When I arrived, they were wheeling you into the lift as I reached the top of the stairs. That in itself was remarkable. Coincidence. Destiny.
I felt the shift then.
My mouth didn’t work. There was something wrong with my eyes. I reached a hand towards you , ‘That’s…that’s my…Dad?’
You were almost unrecognisable. Shrivelled. Shrunken. Grey. The size of a child. I really wasn’t sure it was you.
You looked at me with rheumy eyes and tried to lift a hand. The porters looked at you for confirmation of my identity and you tried to speak. I wondered if you would deny me. But you nodded. Opened your mouth. No sound came.
In the lift, I tried to breathe. Tiny little breaths. I wanted to run outside and draw great gulps of air into my lungs. I could hear the life in me. My heart. My blood.
You looked bloodless and scared. I stood, squashed against the doors and smelt your fear.
In the corridor. Waiting. I put out my hand and patted yours tentatively. You tried a smile. ‘Bit of a mess hey Dad?’ I whispered. A tear trickled down your cheek and spread into the hospital gown. You turned your hand over and squeezed mine. Your speech was so slurred that I struggled to understand what you said, ‘I’ve been a bit of a silly bugger’ and another tear trickled to join the first.

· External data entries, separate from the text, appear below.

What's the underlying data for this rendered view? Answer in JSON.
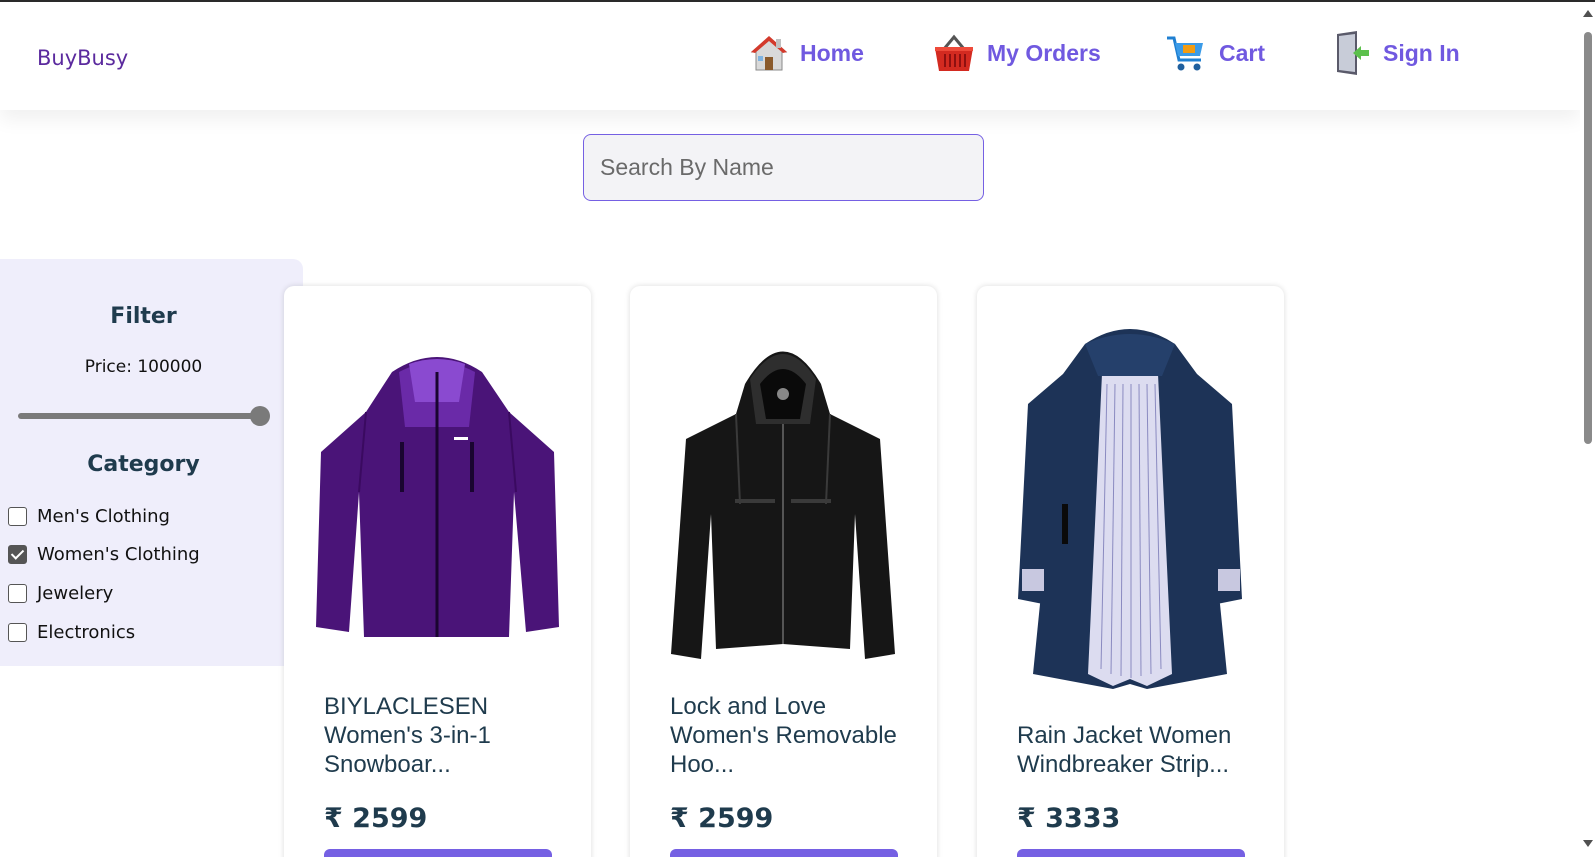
{
  "brand": "BuyBusy",
  "nav": {
    "home": "Home",
    "orders": "My Orders",
    "cart": "Cart",
    "signin": "Sign In"
  },
  "search": {
    "placeholder": "Search By Name",
    "value": ""
  },
  "filter": {
    "title": "Filter",
    "price_label": "Price: 100000",
    "price_value": 100000,
    "price_fraction": 1.0,
    "category_title": "Category",
    "categories": [
      {
        "label": "Men's Clothing",
        "checked": false
      },
      {
        "label": "Women's Clothing",
        "checked": true
      },
      {
        "label": "Jewelery",
        "checked": false
      },
      {
        "label": "Electronics",
        "checked": false
      }
    ]
  },
  "products": [
    {
      "name": "BIYLACLESEN Women's 3-in-1 Snowboar...",
      "price": "₹ 2599",
      "image": "purple-jacket"
    },
    {
      "name": "Lock and Love Women's Removable Hoo...",
      "price": "₹ 2599",
      "image": "black-leather-jacket"
    },
    {
      "name": "Rain Jacket Women Windbreaker Strip...",
      "price": "₹ 3333",
      "image": "navy-rain-jacket"
    }
  ],
  "colors": {
    "accent": "#7560e3",
    "brand": "#5b2a9e",
    "text_dark": "#1f3b4d",
    "filter_bg": "#efeefb"
  }
}
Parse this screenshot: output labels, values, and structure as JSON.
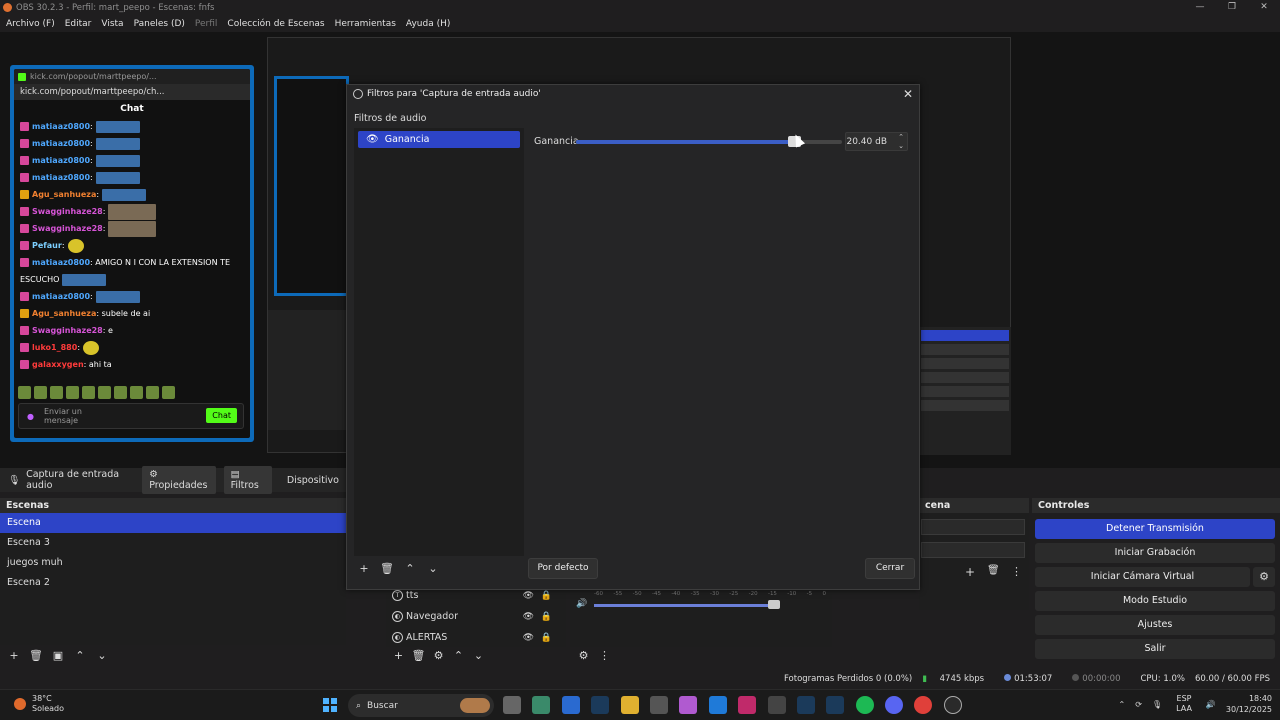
{
  "window": {
    "title": "OBS 30.2.3 - Perfil: mart_peepo - Escenas: fnfs"
  },
  "menu": [
    "Archivo (F)",
    "Editar",
    "Vista",
    "Paneles (D)",
    "Perfil",
    "Colección de Escenas",
    "Herramientas",
    "Ayuda (H)"
  ],
  "chat": {
    "tab_url": "kick.com/popout/marttpeepo/...",
    "url": "kick.com/popout/marttpeepo/ch...",
    "header": "Chat",
    "messages": [
      {
        "user": "matiaaz0800",
        "text": ":",
        "color": "u"
      },
      {
        "user": "matiaaz0800",
        "text": ":",
        "color": "u"
      },
      {
        "user": "matiaaz0800",
        "text": ":",
        "color": "u"
      },
      {
        "user": "matiaaz0800",
        "text": ":",
        "color": "u"
      },
      {
        "user": "Agu_sanhueza",
        "text": ":",
        "color": "o"
      },
      {
        "user": "Swagginhaze28",
        "text": ":",
        "color": "p"
      },
      {
        "user": "Swagginhaze28",
        "text": ":",
        "color": "p"
      },
      {
        "user": "Pefaur",
        "text": ":",
        "color": "g"
      },
      {
        "user": "matiaaz0800",
        "text": ": AMIGO N I CON LA EXTENSION TE",
        "color": "u"
      },
      {
        "user": "ESCUCHO",
        "text": "",
        "color": "w"
      },
      {
        "user": "matiaaz0800",
        "text": ":",
        "color": "u"
      },
      {
        "user": "Agu_sanhueza",
        "text": ": subele de ai",
        "color": "o"
      },
      {
        "user": "Swagginhaze28",
        "text": ": e",
        "color": "p"
      },
      {
        "user": "luko1_880",
        "text": ":",
        "color": "r"
      },
      {
        "user": "galaxxygen",
        "text": ": ahi ta",
        "color": "r"
      }
    ],
    "input_placeholder": "Enviar un mensaje",
    "send_label": "Chat"
  },
  "source_bar": {
    "source_name": "Captura de entrada audio",
    "properties": "Propiedades",
    "filters": "Filtros",
    "device": "Dispositivo"
  },
  "scenes": {
    "title": "Escenas",
    "items": [
      "Escena",
      "Escena 3",
      "juegos muh",
      "Escena 2"
    ],
    "selected": 0
  },
  "sources": {
    "items": [
      {
        "name": "tts",
        "icon": "T"
      },
      {
        "name": "Navegador",
        "icon": "◐"
      },
      {
        "name": "ALERTAS",
        "icon": "◐"
      }
    ]
  },
  "mixer": {
    "ticks": [
      "-60",
      "-55",
      "-50",
      "-45",
      "-40",
      "-35",
      "-30",
      "-25",
      "-20",
      "-15",
      "-10",
      "-5",
      "0"
    ]
  },
  "transitions": {
    "title": "cena"
  },
  "controls": {
    "title": "Controles",
    "buttons": [
      "Detener Transmisión",
      "Iniciar Grabación",
      "Iniciar Cámara Virtual",
      "Modo Estudio",
      "Ajustes",
      "Salir"
    ]
  },
  "status": {
    "dropped": "Fotogramas Perdidos 0 (0.0%)",
    "bitrate": "4745 kbps",
    "live_time": "01:53:07",
    "rec_time": "00:00:00",
    "cpu": "CPU: 1.0%",
    "fps": "60.00 / 60.00 FPS"
  },
  "dialog": {
    "title": "Filtros para 'Captura de entrada audio'",
    "section_label": "Filtros de audio",
    "filter_name": "Ganancia",
    "gain_label": "Ganancia",
    "gain_value": "20.40 dB",
    "slider_fraction": 0.82,
    "defaults_button": "Por defecto",
    "close_button": "Cerrar"
  },
  "taskbar": {
    "temp": "38°C",
    "weather": "Soleado",
    "search": "Buscar",
    "lang1": "ESP",
    "lang2": "LAA",
    "time": "18:40",
    "date": "30/12/2025"
  },
  "colors": {
    "accent": "#2d44c7",
    "kick_green": "#53fc18",
    "chat_border": "#0d6ab9"
  }
}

The strength in your hand had gone. It lay in mine. Diminished.
I tried to listen to the doctor as he explained procedures and risks to you, talked about the damage you had done how your recovery would be hampered by your alcohol dependence, how you might not recover. You tried to talk but he couldn’t understand you and looked to me for help. Between us the forms were signed and permissions given. I could feel their urgency. You had to go.
It was like being in a film. Everything else receded and it was just you and me. Main characters. In the spotlight. You wouldn’t let go of my hand and I couldn’t let go of yours.
You made a mammoth effort to speak,’Will you be here when I come back?’ I nodded.
I felt the shift again.
As they wheeled you away, you watched me and I watched you until you disappeared.
I stood in the corridor and sobbed and the shift was complete. I would be there if you came back.